The Gulf of Alaska is an arm of the Pacific Ocean defined by the curve of the southern coast of Alaska, stretching from the Alaska Peninsula and Kodiak Island in the west to the Alexander Archipelago in the east, where Glacier Bay and the Inside Passage are found.
The entire shoreline of the Gulf is a rugged combination of forest, mountain, and a number of tidewater glaciers. Alaska's largest glaciers, the Malaspina Glacier and Bering Glacier spill out onto the coastal plain along the Gulf of Alaska. The coast is also heavily indented, with Cook Inlet and Prince William Sound the two largest connected bodies of water, but also including Yakutat Bay and Cross Sound. Lituya Bay is the site of the largest recorded tsunami in history and is a popular sheltered anchorage for fishing boats.
Meteorologically, the Gulf is a great generator of storms. In addition to dumping vast quantities of snow and ice on southern Alaska, resulting in some of the largest concentrations south of the Arctic Circle, many of the storms move south along the coasts of British Columbia, Washington, Oregon, and as far south as Southern California (primarily during El Nino events). Much of the seasonal rainfall in the Pacific Northwest and Southwestern United States comes from the Gulf of Alaska.
On the North. The coast of Alaska.
On the South.

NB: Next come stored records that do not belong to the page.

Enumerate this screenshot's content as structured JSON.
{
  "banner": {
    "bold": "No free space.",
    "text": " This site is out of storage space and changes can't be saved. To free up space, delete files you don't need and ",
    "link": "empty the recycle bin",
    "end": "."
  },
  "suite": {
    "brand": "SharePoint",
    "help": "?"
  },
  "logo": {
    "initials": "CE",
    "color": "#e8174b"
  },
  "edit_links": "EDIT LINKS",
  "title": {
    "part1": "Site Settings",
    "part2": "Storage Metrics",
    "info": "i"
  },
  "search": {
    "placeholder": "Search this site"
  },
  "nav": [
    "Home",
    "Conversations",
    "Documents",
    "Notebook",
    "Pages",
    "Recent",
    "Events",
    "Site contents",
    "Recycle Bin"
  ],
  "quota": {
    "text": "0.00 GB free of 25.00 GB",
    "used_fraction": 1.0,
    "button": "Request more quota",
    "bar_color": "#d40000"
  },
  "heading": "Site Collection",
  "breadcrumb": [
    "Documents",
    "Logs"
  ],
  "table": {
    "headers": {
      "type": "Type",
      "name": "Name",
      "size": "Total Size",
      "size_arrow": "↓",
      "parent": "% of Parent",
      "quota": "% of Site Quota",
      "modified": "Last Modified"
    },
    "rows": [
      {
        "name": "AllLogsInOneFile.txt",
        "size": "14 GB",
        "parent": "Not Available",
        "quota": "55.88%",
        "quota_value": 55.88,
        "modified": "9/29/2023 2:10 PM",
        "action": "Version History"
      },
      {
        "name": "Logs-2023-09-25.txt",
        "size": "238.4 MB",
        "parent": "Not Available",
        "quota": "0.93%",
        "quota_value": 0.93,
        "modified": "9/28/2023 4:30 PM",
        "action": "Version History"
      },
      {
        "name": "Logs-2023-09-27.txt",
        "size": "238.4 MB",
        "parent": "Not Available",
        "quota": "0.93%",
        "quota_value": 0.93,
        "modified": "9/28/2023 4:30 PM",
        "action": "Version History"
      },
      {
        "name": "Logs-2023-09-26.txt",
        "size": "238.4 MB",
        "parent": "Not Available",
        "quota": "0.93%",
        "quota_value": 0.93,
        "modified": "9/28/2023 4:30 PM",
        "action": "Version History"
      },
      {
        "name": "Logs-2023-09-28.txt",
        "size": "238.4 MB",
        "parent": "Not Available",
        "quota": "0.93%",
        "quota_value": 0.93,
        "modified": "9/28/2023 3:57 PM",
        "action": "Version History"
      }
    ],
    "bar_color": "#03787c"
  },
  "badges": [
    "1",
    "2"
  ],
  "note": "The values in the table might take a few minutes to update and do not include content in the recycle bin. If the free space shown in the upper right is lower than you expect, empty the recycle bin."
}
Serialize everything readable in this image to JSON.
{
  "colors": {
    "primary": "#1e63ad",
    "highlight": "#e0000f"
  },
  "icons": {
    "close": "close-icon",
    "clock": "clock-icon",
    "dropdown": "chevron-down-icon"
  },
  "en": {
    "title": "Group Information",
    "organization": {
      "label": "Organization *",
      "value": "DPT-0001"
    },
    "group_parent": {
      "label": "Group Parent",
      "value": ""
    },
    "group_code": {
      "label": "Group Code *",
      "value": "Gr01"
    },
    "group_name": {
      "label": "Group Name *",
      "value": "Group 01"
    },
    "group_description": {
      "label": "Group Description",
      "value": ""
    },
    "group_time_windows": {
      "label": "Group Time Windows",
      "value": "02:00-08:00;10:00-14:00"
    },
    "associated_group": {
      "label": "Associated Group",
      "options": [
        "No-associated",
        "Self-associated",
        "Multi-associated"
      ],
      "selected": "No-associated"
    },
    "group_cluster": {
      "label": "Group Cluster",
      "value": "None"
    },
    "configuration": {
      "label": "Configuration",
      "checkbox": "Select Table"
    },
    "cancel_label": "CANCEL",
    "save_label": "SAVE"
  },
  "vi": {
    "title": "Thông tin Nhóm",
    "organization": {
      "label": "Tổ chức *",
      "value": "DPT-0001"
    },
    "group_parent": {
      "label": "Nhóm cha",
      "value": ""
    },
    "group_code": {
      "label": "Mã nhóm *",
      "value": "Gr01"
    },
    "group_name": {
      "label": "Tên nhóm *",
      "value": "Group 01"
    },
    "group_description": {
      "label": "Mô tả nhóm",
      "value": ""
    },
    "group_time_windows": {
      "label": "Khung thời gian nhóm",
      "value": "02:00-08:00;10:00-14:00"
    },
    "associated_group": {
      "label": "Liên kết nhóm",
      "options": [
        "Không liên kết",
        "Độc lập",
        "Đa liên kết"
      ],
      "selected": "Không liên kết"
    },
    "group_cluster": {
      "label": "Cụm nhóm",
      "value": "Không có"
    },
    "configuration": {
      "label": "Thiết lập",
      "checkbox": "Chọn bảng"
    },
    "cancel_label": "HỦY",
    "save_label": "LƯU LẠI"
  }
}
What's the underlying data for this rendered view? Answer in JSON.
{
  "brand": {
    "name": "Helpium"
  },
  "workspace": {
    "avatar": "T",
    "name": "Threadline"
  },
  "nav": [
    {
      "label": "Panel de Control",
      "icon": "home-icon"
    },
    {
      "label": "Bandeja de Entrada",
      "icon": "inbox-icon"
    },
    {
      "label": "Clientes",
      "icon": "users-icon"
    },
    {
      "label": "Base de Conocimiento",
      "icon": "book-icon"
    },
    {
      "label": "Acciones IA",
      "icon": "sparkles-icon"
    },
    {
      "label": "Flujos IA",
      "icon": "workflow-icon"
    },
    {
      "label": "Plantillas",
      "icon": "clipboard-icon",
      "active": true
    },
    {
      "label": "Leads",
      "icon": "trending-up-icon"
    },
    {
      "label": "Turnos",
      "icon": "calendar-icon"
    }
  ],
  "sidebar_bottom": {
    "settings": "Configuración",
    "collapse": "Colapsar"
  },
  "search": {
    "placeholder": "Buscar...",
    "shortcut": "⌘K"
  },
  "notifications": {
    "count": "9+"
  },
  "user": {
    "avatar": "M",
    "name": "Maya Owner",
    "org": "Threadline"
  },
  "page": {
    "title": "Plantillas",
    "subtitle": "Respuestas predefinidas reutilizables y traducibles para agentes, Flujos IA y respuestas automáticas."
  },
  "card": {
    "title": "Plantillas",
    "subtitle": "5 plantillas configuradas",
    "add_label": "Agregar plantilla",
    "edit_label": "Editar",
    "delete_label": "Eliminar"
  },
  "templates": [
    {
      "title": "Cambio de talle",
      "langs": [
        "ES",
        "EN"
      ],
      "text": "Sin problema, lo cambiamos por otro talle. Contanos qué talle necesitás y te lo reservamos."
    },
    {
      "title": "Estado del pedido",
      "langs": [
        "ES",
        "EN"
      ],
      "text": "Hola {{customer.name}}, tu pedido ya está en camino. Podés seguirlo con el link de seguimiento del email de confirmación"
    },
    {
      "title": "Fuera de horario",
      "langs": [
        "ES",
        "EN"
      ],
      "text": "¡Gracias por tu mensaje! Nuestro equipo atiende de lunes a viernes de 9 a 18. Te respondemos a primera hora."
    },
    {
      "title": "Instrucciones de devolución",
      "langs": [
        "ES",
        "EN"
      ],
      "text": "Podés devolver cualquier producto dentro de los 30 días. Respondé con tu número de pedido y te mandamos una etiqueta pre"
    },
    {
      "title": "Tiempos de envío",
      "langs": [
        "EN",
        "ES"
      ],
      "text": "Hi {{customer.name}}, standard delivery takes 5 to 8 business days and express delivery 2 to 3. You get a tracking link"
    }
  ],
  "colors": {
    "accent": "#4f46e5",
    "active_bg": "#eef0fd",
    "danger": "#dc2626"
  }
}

A line drawn from Cape Spencer, the Northern limit of [the Coastal Waters of Southeast Alaska and British Columbia] to Kabuch Point, the Southeast limit of [the Bering Sea], in such a way that all the adjacent islands are included in the Gulf of Alaska.
According to the United States Geological Survey Geographic Names Information System, the Gulf of Alaska is bounded on the north by the coast of Alaska and on the south by a line running from the south end of Kodiak Island on the west to Dixon Entrance on the east.